A year before her death in 1959, Ninah Cummer—an art collector, garden enthusiast, and civic leader—donated her riverfront home and art collection to the community, imploring her fellow citizens to help support the foundation of an art museum. In less than 10 years, the board of trustees transformed the abode into the verdant Cummer Museum of Art & Gardens, adding to Ninah's original gift of 60 pieces until the collection included nearly 1,000 works of art.

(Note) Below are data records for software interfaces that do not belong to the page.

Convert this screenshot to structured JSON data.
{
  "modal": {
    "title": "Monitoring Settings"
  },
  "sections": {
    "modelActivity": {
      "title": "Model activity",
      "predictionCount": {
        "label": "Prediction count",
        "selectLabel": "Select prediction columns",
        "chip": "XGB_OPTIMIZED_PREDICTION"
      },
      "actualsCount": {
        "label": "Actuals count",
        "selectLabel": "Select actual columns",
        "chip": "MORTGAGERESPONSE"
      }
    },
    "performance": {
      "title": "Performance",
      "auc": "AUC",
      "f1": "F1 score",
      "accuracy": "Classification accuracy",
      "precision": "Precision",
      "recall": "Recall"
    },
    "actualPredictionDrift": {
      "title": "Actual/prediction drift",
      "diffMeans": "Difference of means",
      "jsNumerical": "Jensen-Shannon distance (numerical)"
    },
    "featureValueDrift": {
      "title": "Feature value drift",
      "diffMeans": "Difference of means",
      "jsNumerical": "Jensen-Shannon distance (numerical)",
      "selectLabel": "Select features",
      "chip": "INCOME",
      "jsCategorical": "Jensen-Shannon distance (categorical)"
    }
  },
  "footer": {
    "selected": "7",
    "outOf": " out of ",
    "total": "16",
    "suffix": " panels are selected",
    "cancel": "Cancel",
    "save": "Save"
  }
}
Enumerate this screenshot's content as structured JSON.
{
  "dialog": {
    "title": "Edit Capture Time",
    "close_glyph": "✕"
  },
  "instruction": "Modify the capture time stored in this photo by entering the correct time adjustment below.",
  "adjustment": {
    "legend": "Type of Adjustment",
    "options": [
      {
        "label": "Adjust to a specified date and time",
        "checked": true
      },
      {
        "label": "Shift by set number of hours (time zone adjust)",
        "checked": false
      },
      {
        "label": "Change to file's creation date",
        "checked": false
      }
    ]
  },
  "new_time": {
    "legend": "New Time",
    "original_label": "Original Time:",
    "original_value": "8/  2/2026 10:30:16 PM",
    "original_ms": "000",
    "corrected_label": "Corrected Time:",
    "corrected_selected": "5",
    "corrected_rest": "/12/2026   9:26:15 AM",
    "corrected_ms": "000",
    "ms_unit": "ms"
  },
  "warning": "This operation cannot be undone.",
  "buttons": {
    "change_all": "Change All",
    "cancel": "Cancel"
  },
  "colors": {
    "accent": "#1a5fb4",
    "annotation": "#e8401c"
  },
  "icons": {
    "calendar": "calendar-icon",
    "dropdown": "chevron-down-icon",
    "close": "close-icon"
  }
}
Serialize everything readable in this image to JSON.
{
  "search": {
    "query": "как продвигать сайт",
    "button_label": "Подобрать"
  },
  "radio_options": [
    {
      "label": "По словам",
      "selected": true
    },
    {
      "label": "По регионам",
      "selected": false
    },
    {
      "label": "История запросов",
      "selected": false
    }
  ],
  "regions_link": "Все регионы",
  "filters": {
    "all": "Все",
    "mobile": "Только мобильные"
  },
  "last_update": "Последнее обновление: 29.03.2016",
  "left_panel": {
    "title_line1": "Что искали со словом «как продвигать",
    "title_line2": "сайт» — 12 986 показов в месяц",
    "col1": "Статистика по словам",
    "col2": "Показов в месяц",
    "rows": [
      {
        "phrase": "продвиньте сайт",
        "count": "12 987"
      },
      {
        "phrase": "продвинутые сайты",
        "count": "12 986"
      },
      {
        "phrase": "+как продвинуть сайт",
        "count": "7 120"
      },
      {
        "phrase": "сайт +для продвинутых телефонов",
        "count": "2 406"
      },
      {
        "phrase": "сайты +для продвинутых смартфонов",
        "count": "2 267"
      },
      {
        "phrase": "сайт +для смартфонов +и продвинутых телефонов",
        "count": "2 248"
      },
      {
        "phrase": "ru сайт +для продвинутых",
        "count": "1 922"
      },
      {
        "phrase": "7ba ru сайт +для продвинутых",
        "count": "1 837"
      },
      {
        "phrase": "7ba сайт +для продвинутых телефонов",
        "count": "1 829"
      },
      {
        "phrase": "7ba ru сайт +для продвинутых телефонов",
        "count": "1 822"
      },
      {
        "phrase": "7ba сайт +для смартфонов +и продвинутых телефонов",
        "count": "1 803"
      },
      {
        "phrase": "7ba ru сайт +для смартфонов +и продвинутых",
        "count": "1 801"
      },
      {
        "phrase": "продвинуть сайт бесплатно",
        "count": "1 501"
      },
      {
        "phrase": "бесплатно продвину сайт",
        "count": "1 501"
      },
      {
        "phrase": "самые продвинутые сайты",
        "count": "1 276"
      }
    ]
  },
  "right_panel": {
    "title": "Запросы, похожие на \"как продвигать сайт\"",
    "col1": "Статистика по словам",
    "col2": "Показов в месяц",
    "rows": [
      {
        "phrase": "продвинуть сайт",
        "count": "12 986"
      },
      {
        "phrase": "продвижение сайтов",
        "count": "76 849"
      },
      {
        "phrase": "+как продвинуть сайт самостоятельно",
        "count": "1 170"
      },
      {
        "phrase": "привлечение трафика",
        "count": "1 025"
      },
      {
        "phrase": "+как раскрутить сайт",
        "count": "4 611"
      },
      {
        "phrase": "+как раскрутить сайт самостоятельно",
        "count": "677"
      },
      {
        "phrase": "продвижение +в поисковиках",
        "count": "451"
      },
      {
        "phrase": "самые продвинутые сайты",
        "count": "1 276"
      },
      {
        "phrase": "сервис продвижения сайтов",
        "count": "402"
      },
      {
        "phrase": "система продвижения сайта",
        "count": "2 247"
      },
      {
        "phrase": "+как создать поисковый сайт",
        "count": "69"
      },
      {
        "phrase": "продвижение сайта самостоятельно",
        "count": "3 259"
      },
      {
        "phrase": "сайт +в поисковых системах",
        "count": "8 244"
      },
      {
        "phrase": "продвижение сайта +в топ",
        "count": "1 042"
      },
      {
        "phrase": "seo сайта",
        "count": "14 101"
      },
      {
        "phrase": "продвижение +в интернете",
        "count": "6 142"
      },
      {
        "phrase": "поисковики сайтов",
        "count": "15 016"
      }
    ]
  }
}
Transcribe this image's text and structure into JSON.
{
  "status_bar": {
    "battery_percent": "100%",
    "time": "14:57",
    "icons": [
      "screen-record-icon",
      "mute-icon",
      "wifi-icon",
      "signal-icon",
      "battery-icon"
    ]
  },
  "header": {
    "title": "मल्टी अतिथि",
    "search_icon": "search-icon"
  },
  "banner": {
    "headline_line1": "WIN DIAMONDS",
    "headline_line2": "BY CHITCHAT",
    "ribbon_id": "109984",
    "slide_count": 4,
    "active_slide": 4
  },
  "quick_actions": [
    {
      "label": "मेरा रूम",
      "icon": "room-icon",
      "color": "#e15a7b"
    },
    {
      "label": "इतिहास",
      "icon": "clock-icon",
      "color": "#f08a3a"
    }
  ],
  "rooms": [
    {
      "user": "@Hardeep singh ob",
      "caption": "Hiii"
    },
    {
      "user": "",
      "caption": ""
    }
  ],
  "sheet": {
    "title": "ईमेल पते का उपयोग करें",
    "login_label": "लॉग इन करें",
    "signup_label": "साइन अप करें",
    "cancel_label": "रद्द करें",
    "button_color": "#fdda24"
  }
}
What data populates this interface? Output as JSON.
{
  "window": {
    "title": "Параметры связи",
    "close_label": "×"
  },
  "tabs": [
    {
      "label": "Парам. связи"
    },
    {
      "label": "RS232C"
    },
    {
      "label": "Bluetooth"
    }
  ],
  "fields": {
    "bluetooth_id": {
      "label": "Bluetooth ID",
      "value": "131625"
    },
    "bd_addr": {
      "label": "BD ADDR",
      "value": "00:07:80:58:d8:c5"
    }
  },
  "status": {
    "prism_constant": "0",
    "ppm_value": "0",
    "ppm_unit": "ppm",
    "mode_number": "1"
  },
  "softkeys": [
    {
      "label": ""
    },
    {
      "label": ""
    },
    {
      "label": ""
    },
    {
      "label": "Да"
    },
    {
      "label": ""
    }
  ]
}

Today, the permanent collection holds pieces that span more than four millennia, from 2,100 B.C. to the 21st century. An ancient Egyptian stone tablet intrigues viewers with cryptic hieroglyphs and stylized portraits while, nearby, Peter Paul Rubens' The Lamentation of Christ epitomizes the colorful, sweepingly histrionic style of the Baroque painters. American treasures include Gilbert Stuart's iconic portrait of George Washington—one of over 100 he painted in an attempt to perfect the likeness of the first president and design a killer mask for the White House Halloween party.
After getting their fill of indoor beauty, guests can head to the open air and vibrant scenery of the museum's gardens. Begun more than a century ago, the gardens crisscross with winding paths that take guests under the canopies of majestic oaks and alongside the Italian garden's shimmering reflecting pools.
The Hands On Children's Museum's castle-shaped stronghold helps kids train their brains with a collection of 15 fun, interactive exhibits. With today's deal, imaginative youth can explore an educational play land, stopping to shop at the miniature Winn-Dixie, practice their serious voices on the police station's radio, or visit the bank to open an IRA. If a day of play doesn't satisfy curious minds, you can opt for a family membership to enjoy a full year of entertainment complete with wheelchair basketball games and a puppet stage, where more than 50 friendly puppets wait to make your acquaintance.
Known locally as MOCA, the Museum of Contemporary Art Jacksonville boasts a collection of almost 800 works of art in media ranging from paintings and prints to sculpture and photography, spanning the decades from 1960 to the present. Members of MOCA enjoy free admission to the museum as well as previews of temporary exhibitions and special promotions from interest groups, and more than 200 North American museums reciprocate benefits, offering members free admission and teaching them their unique secret handshakes. The curators of the museum harness their artistic expertise to help educate kids on the pros and cons of finger-painting on dogs, and infuse local classrooms with art-education programs with the help of a long list of volunteers and docents.